[Opening DATA TO EXAMINE section]
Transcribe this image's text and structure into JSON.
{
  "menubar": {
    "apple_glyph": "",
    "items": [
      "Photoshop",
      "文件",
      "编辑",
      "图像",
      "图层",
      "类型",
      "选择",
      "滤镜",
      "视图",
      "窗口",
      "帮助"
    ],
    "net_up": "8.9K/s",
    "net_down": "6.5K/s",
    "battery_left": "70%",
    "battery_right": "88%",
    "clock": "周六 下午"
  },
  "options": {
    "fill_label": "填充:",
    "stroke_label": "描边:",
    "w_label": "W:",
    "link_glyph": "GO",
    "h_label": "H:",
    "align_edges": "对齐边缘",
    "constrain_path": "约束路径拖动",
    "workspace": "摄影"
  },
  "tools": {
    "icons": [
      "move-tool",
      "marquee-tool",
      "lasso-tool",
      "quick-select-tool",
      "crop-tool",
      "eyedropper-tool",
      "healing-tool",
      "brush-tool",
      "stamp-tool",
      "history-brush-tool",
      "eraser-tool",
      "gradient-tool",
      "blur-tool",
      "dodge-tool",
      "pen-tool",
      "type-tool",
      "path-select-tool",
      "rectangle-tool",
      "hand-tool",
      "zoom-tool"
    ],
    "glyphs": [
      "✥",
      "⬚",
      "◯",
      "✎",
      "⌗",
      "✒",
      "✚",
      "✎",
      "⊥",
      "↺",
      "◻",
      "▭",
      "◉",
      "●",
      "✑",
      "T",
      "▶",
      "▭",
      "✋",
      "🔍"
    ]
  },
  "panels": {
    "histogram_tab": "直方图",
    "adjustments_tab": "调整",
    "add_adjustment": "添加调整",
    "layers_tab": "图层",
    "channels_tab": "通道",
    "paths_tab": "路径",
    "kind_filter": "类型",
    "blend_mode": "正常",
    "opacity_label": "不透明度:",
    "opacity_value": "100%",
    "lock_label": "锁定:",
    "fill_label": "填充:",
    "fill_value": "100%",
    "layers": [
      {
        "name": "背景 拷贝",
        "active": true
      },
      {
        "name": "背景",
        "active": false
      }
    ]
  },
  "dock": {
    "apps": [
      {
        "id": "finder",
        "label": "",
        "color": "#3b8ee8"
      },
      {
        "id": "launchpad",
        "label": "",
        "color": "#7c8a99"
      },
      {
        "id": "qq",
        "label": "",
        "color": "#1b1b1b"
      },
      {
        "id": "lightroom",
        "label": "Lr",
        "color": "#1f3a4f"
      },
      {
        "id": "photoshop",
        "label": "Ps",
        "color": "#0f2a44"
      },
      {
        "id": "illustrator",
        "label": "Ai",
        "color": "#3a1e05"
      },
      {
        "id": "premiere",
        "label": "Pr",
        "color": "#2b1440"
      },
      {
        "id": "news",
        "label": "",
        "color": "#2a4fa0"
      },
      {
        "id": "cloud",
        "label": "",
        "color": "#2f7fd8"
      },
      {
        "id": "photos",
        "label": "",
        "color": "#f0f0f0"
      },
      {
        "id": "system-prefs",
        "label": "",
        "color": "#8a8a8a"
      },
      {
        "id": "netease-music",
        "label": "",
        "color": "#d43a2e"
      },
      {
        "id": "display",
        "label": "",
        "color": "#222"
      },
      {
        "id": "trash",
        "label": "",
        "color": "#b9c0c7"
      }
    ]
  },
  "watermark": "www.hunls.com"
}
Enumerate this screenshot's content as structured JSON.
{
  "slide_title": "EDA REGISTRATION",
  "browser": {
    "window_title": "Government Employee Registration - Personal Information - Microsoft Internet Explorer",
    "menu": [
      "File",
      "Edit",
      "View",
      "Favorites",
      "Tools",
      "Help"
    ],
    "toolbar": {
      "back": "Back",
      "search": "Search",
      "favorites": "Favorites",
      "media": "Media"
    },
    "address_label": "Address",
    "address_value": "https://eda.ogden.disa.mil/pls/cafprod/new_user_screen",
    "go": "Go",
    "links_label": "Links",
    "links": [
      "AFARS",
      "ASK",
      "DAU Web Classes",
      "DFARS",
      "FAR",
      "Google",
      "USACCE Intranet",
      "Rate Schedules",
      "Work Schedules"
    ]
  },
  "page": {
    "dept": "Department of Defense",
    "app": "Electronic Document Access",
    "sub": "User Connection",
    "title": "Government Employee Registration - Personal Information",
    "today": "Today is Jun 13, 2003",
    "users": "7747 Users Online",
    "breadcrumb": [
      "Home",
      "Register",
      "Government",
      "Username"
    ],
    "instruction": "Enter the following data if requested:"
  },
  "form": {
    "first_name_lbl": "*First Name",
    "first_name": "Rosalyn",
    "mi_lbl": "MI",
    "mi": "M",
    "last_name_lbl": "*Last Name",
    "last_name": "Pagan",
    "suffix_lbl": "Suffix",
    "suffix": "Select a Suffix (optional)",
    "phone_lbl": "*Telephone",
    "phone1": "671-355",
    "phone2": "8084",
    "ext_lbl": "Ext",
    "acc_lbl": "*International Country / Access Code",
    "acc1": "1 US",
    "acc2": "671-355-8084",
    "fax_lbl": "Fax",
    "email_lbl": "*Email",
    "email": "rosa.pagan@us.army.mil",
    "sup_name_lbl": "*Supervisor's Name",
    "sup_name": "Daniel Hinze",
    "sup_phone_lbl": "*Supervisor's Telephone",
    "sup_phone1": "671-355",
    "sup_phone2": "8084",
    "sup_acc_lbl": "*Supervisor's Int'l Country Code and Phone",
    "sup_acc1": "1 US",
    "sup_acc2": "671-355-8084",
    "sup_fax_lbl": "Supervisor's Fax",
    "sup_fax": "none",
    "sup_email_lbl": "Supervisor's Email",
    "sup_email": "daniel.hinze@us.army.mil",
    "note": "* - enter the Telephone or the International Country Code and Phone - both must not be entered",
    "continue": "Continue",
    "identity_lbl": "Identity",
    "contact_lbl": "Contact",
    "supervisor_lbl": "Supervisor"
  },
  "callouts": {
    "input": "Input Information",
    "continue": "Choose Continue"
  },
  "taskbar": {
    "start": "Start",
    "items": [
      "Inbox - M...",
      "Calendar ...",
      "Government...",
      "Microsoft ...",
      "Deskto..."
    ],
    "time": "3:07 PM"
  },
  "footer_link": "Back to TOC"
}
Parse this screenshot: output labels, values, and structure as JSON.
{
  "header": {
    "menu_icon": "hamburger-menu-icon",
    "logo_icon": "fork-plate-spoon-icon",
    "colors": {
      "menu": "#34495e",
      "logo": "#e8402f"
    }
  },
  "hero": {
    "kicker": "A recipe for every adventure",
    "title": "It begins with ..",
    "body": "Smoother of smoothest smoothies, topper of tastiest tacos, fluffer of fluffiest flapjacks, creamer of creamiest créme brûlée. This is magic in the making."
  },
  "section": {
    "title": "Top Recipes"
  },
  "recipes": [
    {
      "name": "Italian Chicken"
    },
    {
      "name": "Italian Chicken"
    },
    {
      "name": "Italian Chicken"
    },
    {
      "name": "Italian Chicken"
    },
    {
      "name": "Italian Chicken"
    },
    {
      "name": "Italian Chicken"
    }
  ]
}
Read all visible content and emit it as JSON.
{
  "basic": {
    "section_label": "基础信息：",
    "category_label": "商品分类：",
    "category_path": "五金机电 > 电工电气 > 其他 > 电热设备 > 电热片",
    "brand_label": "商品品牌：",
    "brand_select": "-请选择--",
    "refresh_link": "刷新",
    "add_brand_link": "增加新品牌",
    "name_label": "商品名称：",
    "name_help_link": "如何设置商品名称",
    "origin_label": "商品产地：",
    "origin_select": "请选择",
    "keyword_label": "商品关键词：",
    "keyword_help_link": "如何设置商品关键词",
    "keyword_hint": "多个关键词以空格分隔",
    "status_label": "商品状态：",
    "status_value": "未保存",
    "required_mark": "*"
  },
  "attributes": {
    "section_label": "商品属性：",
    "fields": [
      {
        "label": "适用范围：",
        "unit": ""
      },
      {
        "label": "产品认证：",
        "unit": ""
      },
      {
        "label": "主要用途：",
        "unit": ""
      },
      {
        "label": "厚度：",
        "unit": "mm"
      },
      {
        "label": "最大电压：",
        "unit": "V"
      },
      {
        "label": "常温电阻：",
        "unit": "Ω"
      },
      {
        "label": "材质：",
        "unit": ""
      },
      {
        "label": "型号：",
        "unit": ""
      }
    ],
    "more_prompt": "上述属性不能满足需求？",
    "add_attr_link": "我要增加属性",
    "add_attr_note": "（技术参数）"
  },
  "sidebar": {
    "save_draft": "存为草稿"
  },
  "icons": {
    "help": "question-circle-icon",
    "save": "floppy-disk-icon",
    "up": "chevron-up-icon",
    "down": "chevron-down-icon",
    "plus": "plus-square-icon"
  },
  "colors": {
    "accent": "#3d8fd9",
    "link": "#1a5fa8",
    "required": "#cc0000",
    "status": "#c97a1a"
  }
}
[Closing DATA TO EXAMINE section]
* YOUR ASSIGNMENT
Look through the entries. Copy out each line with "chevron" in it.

* SOLUTION FOR THIS EXERCISE
    "up": "chevron-up-icon",
    "down": "chevron-down-icon",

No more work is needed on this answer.